Repeat the records in full. No pictures belong in the copy.

*** Opening DATASET CONTENT ***

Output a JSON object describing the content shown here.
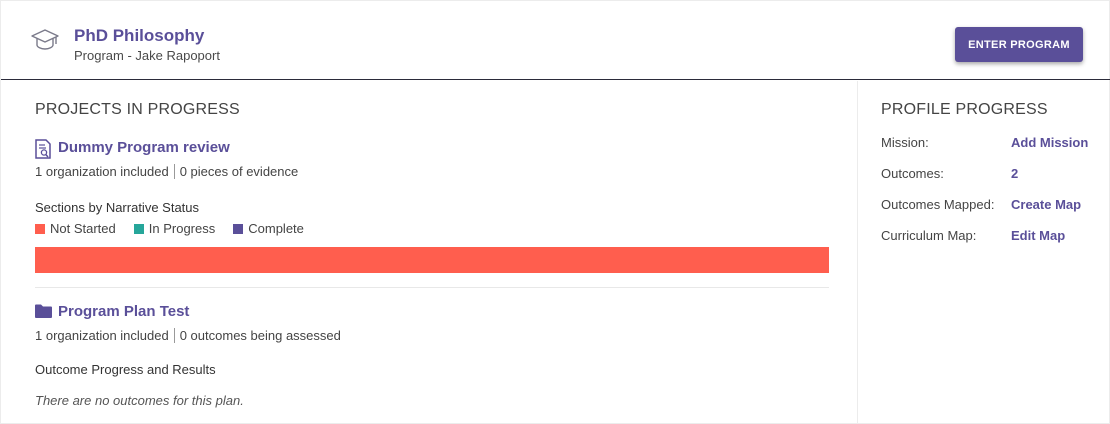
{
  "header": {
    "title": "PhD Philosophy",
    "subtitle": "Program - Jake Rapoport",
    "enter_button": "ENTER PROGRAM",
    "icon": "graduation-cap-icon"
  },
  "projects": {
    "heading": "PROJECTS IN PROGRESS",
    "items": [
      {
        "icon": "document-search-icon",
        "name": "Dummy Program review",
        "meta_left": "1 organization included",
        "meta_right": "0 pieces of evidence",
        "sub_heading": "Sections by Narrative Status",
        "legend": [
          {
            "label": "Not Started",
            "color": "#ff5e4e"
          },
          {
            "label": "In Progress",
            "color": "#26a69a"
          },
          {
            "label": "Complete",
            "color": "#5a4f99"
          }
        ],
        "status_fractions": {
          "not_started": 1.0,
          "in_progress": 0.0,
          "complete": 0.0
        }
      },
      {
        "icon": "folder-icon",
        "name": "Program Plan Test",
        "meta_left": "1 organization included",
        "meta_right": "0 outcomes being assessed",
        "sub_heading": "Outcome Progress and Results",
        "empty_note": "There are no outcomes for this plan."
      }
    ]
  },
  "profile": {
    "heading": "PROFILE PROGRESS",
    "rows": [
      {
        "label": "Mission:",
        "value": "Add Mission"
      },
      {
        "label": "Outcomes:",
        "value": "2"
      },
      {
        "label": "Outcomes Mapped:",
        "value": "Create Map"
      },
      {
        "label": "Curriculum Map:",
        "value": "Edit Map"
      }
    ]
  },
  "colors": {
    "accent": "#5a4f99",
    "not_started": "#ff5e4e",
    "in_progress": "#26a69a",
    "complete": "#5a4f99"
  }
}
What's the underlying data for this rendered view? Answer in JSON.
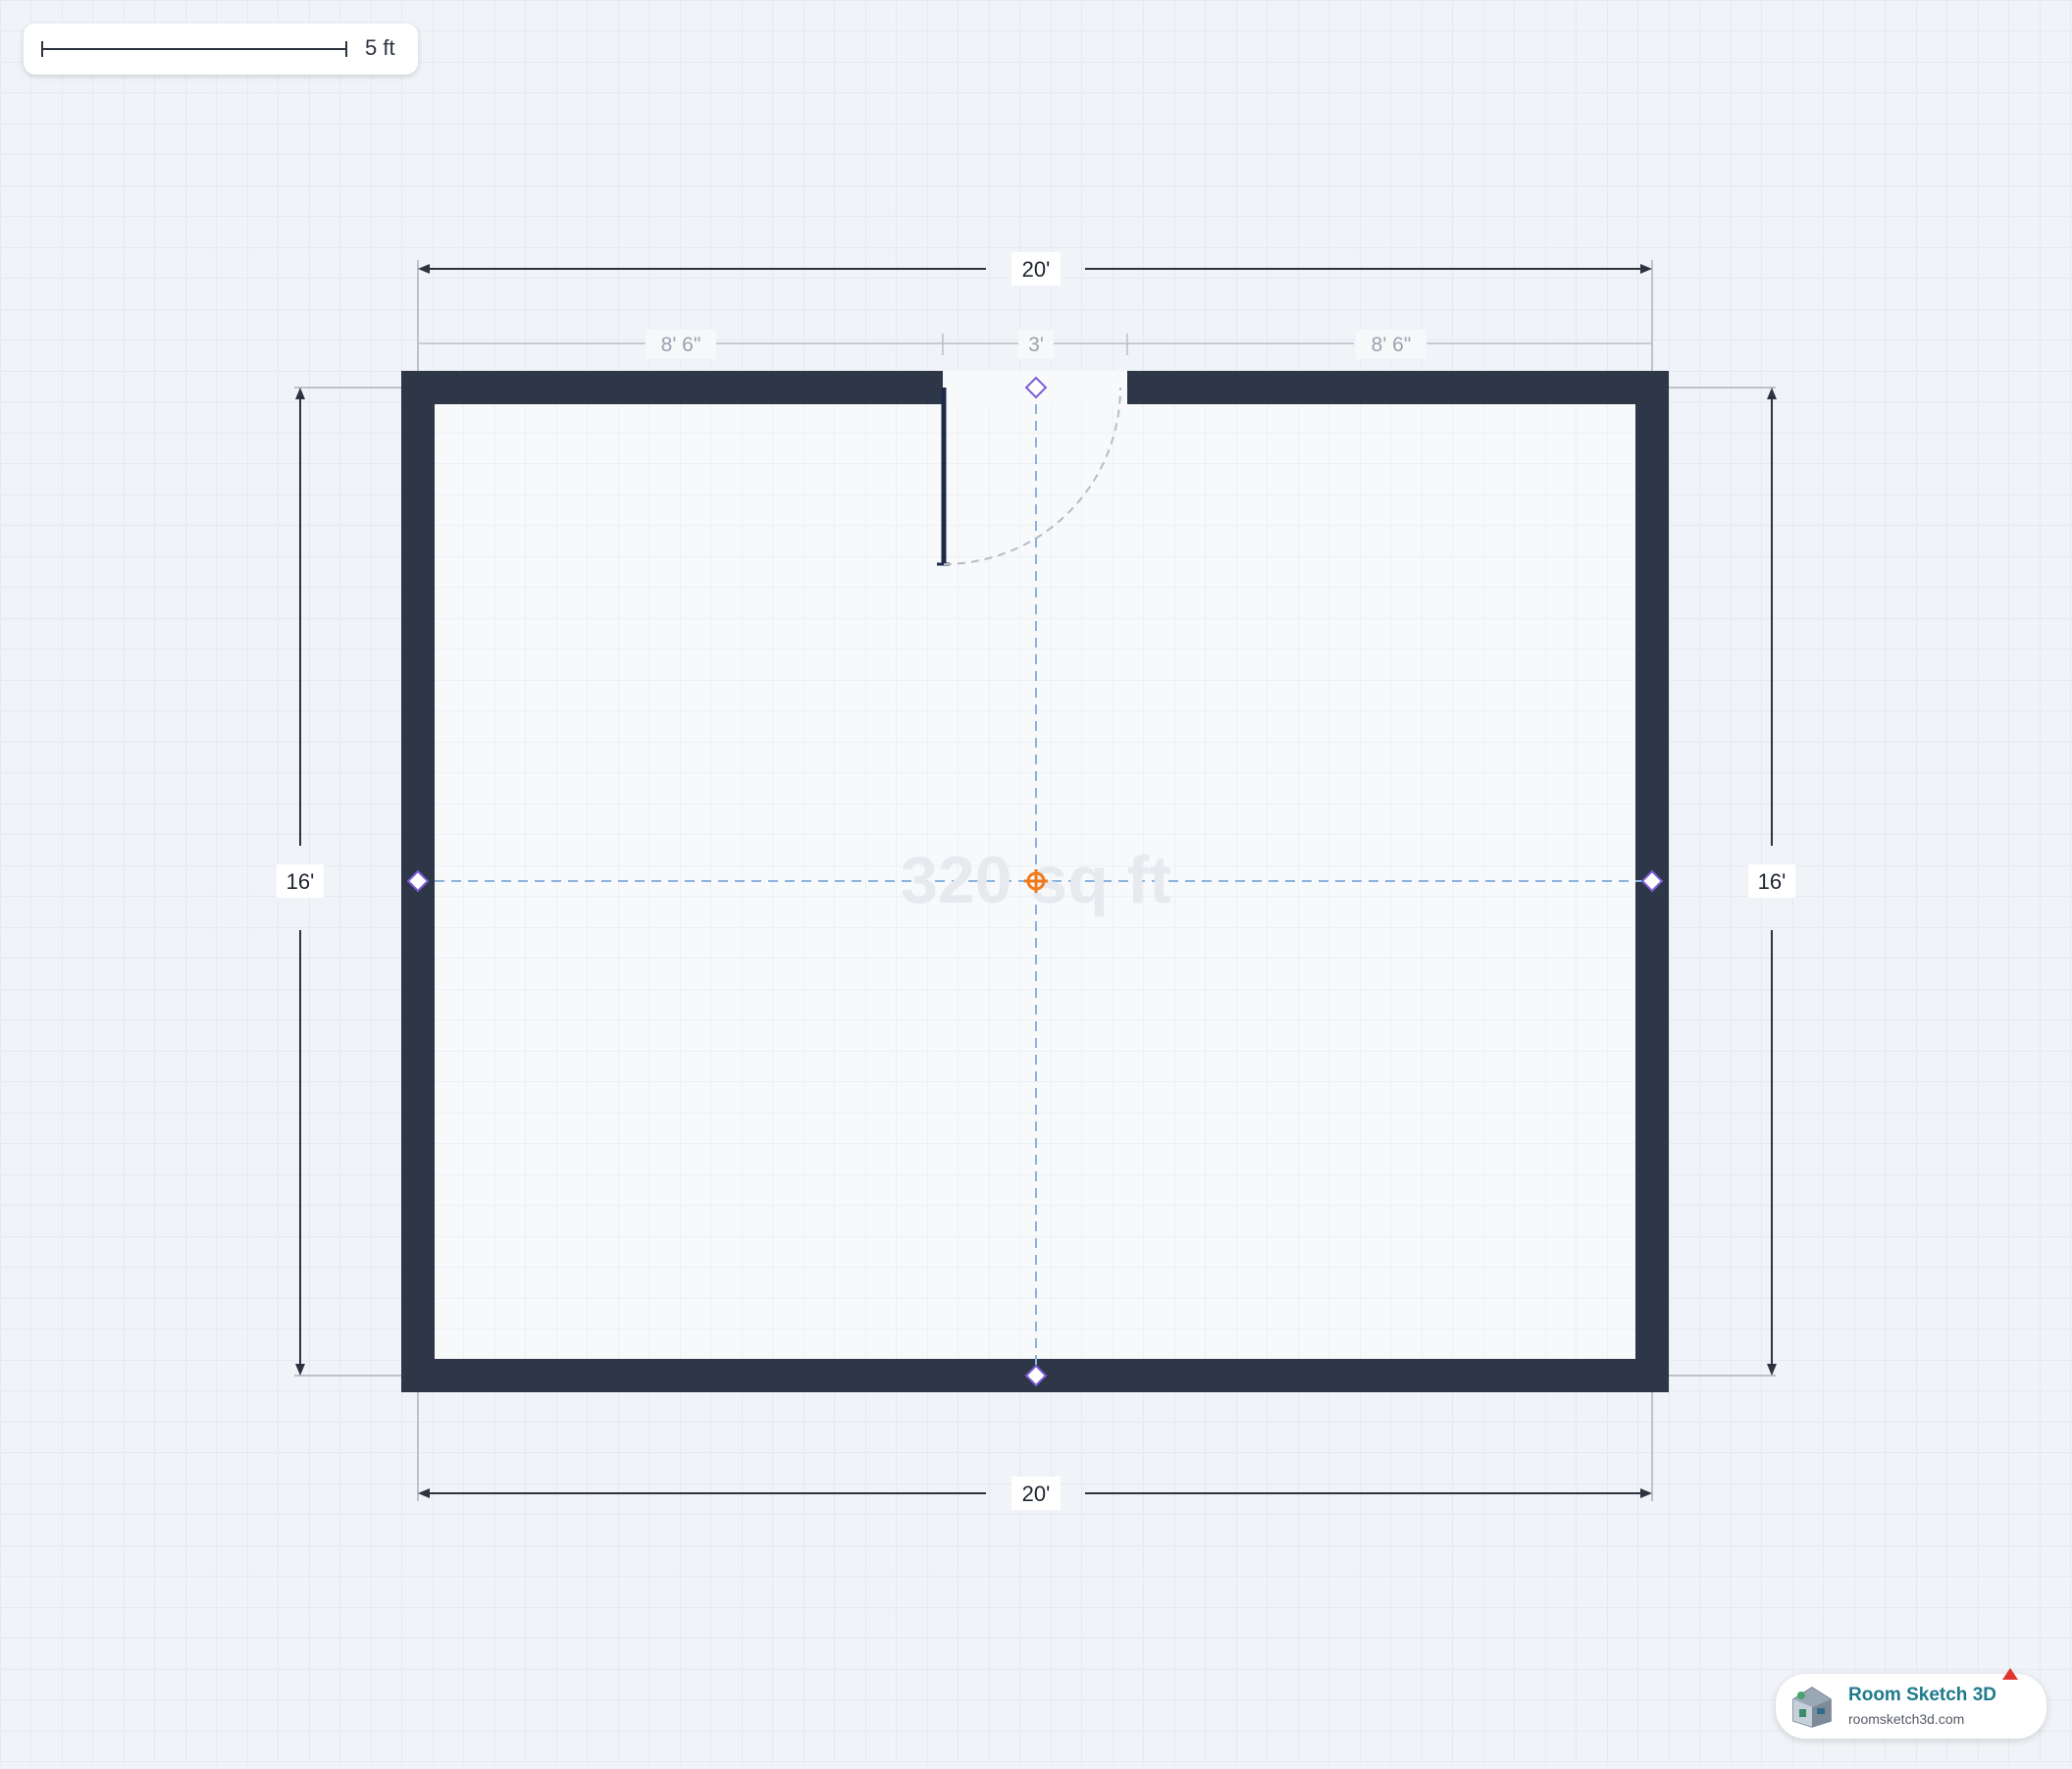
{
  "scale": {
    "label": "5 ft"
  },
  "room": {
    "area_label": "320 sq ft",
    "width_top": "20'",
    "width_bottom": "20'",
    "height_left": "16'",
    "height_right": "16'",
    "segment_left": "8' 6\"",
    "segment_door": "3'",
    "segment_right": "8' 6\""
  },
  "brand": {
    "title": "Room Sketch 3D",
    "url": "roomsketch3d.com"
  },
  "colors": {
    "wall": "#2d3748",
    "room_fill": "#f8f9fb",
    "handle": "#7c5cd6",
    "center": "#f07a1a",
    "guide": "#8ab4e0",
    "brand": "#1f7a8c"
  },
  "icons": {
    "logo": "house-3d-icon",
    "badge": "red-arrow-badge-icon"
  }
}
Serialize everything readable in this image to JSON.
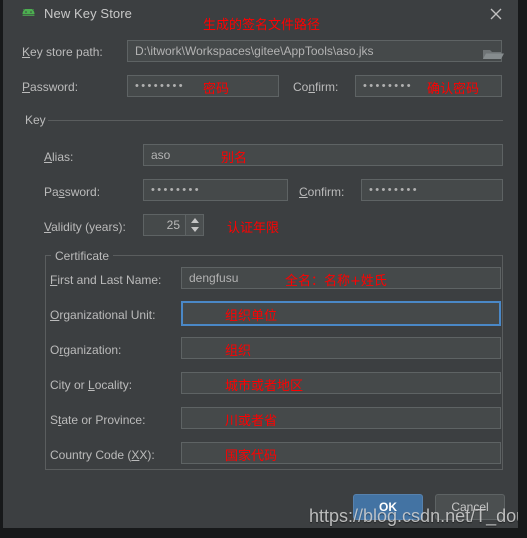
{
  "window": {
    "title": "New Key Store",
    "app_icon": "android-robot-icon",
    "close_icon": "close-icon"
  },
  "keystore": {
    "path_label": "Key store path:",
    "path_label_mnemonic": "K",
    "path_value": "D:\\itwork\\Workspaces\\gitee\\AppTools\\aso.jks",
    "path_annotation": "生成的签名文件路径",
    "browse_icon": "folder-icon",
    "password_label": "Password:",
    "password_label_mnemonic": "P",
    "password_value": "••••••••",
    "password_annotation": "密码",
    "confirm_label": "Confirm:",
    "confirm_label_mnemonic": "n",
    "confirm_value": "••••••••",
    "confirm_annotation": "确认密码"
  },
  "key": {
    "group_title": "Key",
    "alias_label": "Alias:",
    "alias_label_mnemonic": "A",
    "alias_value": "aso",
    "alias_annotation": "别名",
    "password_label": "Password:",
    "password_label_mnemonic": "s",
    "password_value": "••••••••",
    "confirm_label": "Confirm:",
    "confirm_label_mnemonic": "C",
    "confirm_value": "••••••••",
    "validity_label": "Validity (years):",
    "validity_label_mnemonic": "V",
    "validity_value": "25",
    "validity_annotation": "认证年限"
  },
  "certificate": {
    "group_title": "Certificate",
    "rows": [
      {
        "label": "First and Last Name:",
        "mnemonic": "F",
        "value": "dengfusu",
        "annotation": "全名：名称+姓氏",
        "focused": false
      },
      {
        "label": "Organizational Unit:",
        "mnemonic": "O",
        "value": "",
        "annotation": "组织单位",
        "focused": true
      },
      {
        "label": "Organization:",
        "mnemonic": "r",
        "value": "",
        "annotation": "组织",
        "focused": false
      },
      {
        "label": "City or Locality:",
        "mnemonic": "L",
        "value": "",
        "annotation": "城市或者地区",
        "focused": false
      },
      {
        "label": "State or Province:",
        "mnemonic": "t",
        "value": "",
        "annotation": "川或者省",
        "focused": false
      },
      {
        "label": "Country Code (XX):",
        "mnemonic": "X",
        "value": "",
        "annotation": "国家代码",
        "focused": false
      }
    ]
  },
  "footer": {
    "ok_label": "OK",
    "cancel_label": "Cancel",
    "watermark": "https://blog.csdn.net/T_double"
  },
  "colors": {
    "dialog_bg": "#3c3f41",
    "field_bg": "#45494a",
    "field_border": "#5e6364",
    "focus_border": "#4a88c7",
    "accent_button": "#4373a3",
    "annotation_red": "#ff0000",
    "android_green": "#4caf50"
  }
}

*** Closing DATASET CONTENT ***

RESULT FOR THIS TASK:
Output a JSON object describing the content shown here.
{
  "header": {
    "title": "PhD Philosophy",
    "subtitle": "Program - Jake Rapoport",
    "enter_button": "ENTER PROGRAM",
    "icon": "graduation-cap-icon"
  },
  "projects": {
    "heading": "PROJECTS IN PROGRESS",
    "items": [
      {
        "icon": "document-search-icon",
        "name": "Dummy Program review",
        "meta_left": "1 organization included",
        "meta_right": "0 pieces of evidence",
        "sub_heading": "Sections by Narrative Status",
        "legend": [
          {
            "label": "Not Started",
            "color": "#ff5e4e"
          },
          {
            "label": "In Progress",
            "color": "#26a69a"
          },
          {
            "label": "Complete",
            "color": "#5a4f99"
          }
        ],
        "status_fractions": {
          "not_started": 1.0,
          "in_progress": 0.0,
          "complete": 0.0
        }
      },
      {
        "icon": "folder-icon",
        "name": "Program Plan Test",
        "meta_left": "1 organization included",
        "meta_right": "0 outcomes being assessed",
        "sub_heading": "Outcome Progress and Results",
        "empty_note": "There are no outcomes for this plan."
      }
    ]
  },
  "profile": {
    "heading": "PROFILE PROGRESS",
    "rows": [
      {
        "label": "Mission:",
        "value": "Add Mission"
      },
      {
        "label": "Outcomes:",
        "value": "2"
      },
      {
        "label": "Outcomes Mapped:",
        "value": "Create Map"
      },
      {
        "label": "Curriculum Map:",
        "value": "Edit Map"
      }
    ]
  },
  "colors": {
    "accent": "#5a4f99",
    "not_started": "#ff5e4e",
    "in_progress": "#26a69a",
    "complete": "#5a4f99"
  }
}
What's the underlying data for this rendered view? Answer in JSON.
{
  "scale": {
    "label": "5 ft"
  },
  "room": {
    "area_label": "320 sq ft",
    "width_top": "20'",
    "width_bottom": "20'",
    "height_left": "16'",
    "height_right": "16'",
    "segment_left": "8' 6\"",
    "segment_door": "3'",
    "segment_right": "8' 6\""
  },
  "brand": {
    "title": "Room Sketch 3D",
    "url": "roomsketch3d.com"
  },
  "colors": {
    "wall": "#2d3748",
    "room_fill": "#f8f9fb",
    "handle": "#7c5cd6",
    "center": "#f07a1a",
    "guide": "#8ab4e0",
    "brand": "#1f7a8c"
  },
  "icons": {
    "logo": "house-3d-icon",
    "badge": "red-arrow-badge-icon"
  }
}
Serialize everything readable in this image to JSON.
{
  "window": {
    "title": "New Key Store",
    "app_icon": "android-robot-icon",
    "close_icon": "close-icon"
  },
  "keystore": {
    "path_label": "Key store path:",
    "path_label_mnemonic": "K",
    "path_value": "D:\\itwork\\Workspaces\\gitee\\AppTools\\aso.jks",
    "path_annotation": "生成的签名文件路径",
    "browse_icon": "folder-icon",
    "password_label": "Password:",
    "password_label_mnemonic": "P",
    "password_value": "••••••••",
    "password_annotation": "密码",
    "confirm_label": "Confirm:",
    "confirm_label_mnemonic": "n",
    "confirm_value": "••••••••",
    "confirm_annotation": "确认密码"
  },
  "key": {
    "group_title": "Key",
    "alias_label": "Alias:",
    "alias_label_mnemonic": "A",
    "alias_value": "aso",
    "alias_annotation": "别名",
    "password_label": "Password:",
    "password_label_mnemonic": "s",
    "password_value": "••••••••",
    "confirm_label": "Confirm:",
    "confirm_label_mnemonic": "C",
    "confirm_value": "••••••••",
    "validity_label": "Validity (years):",
    "validity_label_mnemonic": "V",
    "validity_value": "25",
    "validity_annotation": "认证年限"
  },
  "certificate": {
    "group_title": "Certificate",
    "rows": [
      {
        "label": "First and Last Name:",
        "mnemonic": "F",
        "value": "dengfusu",
        "annotation": "全名：名称+姓氏",
        "focused": false
      },
      {
        "label": "Organizational Unit:",
        "mnemonic": "O",
        "value": "",
        "annotation": "组织单位",
        "focused": true
      },
      {
        "label": "Organization:",
        "mnemonic": "r",
        "value": "",
        "annotation": "组织",
        "focused": false
      },
      {
        "label": "City or Locality:",
        "mnemonic": "L",
        "value": "",
        "annotation": "城市或者地区",
        "focused": false
      },
      {
        "label": "State or Province:",
        "mnemonic": "t",
        "value": "",
        "annotation": "川或者省",
        "focused": false
      },
      {
        "label": "Country Code (XX):",
        "mnemonic": "X",
        "value": "",
        "annotation": "国家代码",
        "focused": false
      }
    ]
  },
  "footer": {
    "ok_label": "OK",
    "cancel_label": "Cancel",
    "watermark": "https://blog.csdn.net/T_double"
  },
  "colors": {
    "dialog_bg": "#3c3f41",
    "field_bg": "#45494a",
    "field_border": "#5e6364",
    "focus_border": "#4a88c7",
    "accent_button": "#4373a3",
    "annotation_red": "#ff0000",
    "android_green": "#4caf50"
  }
}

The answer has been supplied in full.